When the book was completed, Biddle praised the young man’s intelligence and help. Shannon returned to Lexington in 1812 and was appointed messenger for the Kentucky electors, a position he maintained until 1819. On Sept. 19, 1813, Shannon married Ruth Snowden Price, daughter of Samuel Price, a trustee of TU. Another TU trustee was Henry Clay, who was also the speaker of the U.S. House of Representatives. Clay would later serve as U.S. secretary of state and was also a major party candidate for the U.S. presidency on three separate occasions.
Now that Shannon was married and about to start a large family, he began his law practice in Lexington and decided to cash in on some of the benefits of having been a member of the Lewis and Clark Expedition. He had received a land grant for 320 acres but had lost or misplaced the document deeding the grant to him. With the assistance of Clay, he received a new warrant for his 320 acres which was finally approved in 1814. Shannon assigned power of attorney to Clay in 1815, stating that he had sold his land warrant to Clay and that Clay was authorized as his attorney to draw the arrearages of his pension. With the help of Clay and Clark, Shannon also had his pension increased twice, once in 1814 and again in 1817.
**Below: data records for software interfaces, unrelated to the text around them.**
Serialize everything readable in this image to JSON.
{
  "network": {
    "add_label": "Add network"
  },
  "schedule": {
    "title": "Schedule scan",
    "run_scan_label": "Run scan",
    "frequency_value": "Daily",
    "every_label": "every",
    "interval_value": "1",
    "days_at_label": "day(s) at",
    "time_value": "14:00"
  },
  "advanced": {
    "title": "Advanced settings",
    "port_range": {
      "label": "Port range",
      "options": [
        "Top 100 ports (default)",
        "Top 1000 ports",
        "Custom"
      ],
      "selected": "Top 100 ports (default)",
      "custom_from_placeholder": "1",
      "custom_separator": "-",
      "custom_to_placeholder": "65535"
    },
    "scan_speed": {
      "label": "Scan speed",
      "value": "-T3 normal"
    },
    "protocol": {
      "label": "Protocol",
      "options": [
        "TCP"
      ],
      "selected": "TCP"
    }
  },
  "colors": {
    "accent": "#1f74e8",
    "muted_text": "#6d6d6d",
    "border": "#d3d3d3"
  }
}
Clay introduced Shannon to his good friend Thomas T. Barr, a successful Lexington attorney, and in 1818, the law firm partnership of Barr & Shannon was formed. Barr had just been elected to the Kentucky Legislature representing Fayette County, where Lexington was located. In 1820, Shannon ran as a candidate of the Relief Party and was elected to Barr’s former seat and was reelected in 1822. Members of the Relief Party later became Democrats. Barr died in 1824, ending his partnership with Shannon. Shannon returned to TU in 1820 to get his law degree and one of his classmates and close friends was Theodore W. Clay, the oldest son of Henry Clay. Both Shannon and T. W. Clay graduated in January 1822.
In 1824, Shannon was appointed as a circuit judge by Kentucky Gov. Joseph Desha. Just 25 days before the state Senate was to vote on Shannon’s confirmation, Desha’s son was charged with robbing and killing a man. The Senate confirmed Shannon’s appointment, and one of the first cases before him was the murder trial of Isaac Desha, son of the governor. Isaac was found guilty and Shannon ruled that Isaac should receive the death sentence.
The counsel for the defense immediately filed a motion for a new trial on the grounds that the jury had been tampered with and that the verdict was not in accordance with the evidence. Shannon agreed the evidence raised doubt as to Desha’s guilt, so he set aside the guilty verdict and granted a new trial. Many people criticized Shannon, but at the retrial, Isaac was again found guilty and another judge issued the same sentence. Gov. Desha then granted a pardon to his son.
Even though Shannon possessed a lifetime position, he gave up his judgeship in 1828 and moved to St. Charles, Missouri. In 1829, Shannon was nominated for the position of U.S. attorney for the District of Missouri by President Andrew Jackson, and confirmed by the U.S. Senate. In 1832, Shannon ran unsuccessfully for the U.S. Senate against the incumbent, Thomas Hart Benton. Lake Jessie, in Griggs County, North Dakota, is named for Benton’s second oldest daughter, and Benton was a cousin-in-law to Henry Clay, Shannon’s former mentor. Shannon died on Aug. 30, 1836. In 1841, a new county was created in Missouri and named in honor of George Shannon. Shannon County and Texas County are the only two counties in Missouri that cover over 1,000 square miles.